**What needs to be done**
What is the number of lines in the listing below that contain the string "history"? Give that number only.

*** Entries provided ***

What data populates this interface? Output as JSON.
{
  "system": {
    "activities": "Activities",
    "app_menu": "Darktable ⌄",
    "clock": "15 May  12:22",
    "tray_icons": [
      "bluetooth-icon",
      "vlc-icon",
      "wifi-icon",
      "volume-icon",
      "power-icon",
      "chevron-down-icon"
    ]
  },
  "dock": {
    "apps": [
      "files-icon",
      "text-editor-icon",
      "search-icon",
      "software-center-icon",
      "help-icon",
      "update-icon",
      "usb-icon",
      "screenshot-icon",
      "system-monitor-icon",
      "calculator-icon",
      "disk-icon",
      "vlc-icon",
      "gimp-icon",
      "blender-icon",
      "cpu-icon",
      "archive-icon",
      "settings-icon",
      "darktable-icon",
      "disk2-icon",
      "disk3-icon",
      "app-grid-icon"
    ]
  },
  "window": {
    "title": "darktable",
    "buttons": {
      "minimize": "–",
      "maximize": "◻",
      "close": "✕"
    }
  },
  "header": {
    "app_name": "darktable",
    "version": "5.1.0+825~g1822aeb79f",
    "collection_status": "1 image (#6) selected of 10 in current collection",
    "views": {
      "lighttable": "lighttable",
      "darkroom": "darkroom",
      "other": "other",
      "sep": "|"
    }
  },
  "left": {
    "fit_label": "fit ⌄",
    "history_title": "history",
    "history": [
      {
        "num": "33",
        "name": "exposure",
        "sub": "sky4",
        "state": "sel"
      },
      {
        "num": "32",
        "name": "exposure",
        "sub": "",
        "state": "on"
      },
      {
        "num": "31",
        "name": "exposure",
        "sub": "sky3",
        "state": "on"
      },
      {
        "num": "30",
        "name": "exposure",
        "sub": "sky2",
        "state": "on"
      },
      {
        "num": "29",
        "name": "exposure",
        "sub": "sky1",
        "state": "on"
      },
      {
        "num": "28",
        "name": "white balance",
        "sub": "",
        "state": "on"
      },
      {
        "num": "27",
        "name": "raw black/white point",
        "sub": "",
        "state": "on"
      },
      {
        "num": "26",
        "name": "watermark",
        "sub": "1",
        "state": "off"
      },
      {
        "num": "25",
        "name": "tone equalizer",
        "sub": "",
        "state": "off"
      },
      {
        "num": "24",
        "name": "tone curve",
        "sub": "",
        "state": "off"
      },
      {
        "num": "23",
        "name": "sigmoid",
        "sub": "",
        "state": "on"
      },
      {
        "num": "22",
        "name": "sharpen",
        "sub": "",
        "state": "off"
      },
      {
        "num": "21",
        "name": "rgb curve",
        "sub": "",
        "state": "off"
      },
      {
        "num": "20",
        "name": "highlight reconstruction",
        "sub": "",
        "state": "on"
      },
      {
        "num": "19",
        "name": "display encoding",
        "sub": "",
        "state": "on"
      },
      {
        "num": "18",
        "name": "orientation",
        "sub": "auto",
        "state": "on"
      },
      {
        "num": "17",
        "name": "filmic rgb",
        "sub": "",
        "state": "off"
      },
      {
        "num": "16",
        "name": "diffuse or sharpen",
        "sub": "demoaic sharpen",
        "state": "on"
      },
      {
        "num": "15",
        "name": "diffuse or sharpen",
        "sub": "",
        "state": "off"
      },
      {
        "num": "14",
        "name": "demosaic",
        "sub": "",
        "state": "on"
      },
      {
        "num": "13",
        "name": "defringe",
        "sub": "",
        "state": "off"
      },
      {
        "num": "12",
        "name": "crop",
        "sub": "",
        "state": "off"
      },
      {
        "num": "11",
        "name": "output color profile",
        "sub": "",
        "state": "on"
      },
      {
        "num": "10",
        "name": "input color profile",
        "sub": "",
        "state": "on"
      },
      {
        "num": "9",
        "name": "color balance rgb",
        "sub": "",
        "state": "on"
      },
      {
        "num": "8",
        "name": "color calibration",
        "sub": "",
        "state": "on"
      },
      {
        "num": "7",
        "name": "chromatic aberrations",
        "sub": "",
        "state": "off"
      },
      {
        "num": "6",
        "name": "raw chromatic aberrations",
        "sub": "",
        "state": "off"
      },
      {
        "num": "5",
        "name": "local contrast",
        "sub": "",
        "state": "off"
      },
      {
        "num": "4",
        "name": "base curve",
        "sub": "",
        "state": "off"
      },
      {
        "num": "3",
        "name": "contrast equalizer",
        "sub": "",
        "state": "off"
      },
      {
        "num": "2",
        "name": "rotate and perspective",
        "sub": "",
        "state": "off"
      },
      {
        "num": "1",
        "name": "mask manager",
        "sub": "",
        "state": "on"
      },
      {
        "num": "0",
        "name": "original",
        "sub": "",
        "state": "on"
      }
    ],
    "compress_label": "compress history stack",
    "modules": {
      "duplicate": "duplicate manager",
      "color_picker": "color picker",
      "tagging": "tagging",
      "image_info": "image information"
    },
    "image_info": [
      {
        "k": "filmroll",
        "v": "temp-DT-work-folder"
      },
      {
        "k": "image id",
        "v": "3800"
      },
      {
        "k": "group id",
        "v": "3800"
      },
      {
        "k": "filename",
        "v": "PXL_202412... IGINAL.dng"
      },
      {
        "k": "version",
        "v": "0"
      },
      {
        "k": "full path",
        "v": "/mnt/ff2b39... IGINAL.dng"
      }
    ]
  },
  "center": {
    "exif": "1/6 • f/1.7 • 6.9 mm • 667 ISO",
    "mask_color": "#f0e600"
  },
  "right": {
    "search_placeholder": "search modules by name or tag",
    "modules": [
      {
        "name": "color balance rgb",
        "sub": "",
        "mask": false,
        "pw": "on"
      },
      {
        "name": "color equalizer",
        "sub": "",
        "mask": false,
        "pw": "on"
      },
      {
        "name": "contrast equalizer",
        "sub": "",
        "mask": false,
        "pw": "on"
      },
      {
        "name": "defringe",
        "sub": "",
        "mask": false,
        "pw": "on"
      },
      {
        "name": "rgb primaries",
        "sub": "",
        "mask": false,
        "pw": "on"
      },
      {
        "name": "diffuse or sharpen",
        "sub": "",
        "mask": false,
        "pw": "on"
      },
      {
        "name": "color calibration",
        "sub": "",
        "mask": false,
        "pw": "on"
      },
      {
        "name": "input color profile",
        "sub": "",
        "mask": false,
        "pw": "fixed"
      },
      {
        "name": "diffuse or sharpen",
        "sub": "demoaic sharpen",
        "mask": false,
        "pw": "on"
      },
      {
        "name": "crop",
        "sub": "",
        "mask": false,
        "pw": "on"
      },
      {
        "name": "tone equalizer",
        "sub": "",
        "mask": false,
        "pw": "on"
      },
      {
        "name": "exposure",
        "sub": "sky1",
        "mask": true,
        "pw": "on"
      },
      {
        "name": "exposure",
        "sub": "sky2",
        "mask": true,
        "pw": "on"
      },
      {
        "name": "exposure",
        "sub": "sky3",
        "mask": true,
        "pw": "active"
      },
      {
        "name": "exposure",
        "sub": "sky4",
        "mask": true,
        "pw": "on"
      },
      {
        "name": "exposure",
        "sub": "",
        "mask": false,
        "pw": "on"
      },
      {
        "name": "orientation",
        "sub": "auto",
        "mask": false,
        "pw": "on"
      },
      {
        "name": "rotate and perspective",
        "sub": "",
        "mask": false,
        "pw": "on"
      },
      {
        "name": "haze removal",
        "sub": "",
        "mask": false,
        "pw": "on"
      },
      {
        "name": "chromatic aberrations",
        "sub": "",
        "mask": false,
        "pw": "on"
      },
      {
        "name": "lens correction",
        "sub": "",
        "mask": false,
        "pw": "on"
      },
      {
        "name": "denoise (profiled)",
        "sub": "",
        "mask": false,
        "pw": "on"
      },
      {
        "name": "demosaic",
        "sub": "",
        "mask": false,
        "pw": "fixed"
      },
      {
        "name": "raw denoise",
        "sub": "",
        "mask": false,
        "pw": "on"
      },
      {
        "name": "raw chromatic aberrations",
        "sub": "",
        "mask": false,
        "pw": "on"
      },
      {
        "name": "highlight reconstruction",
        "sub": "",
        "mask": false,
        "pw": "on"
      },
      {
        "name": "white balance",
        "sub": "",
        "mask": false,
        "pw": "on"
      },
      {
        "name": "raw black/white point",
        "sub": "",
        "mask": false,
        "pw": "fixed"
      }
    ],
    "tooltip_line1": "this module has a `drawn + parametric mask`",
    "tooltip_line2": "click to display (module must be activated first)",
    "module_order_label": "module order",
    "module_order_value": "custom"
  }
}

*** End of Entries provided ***

**Answer section**
3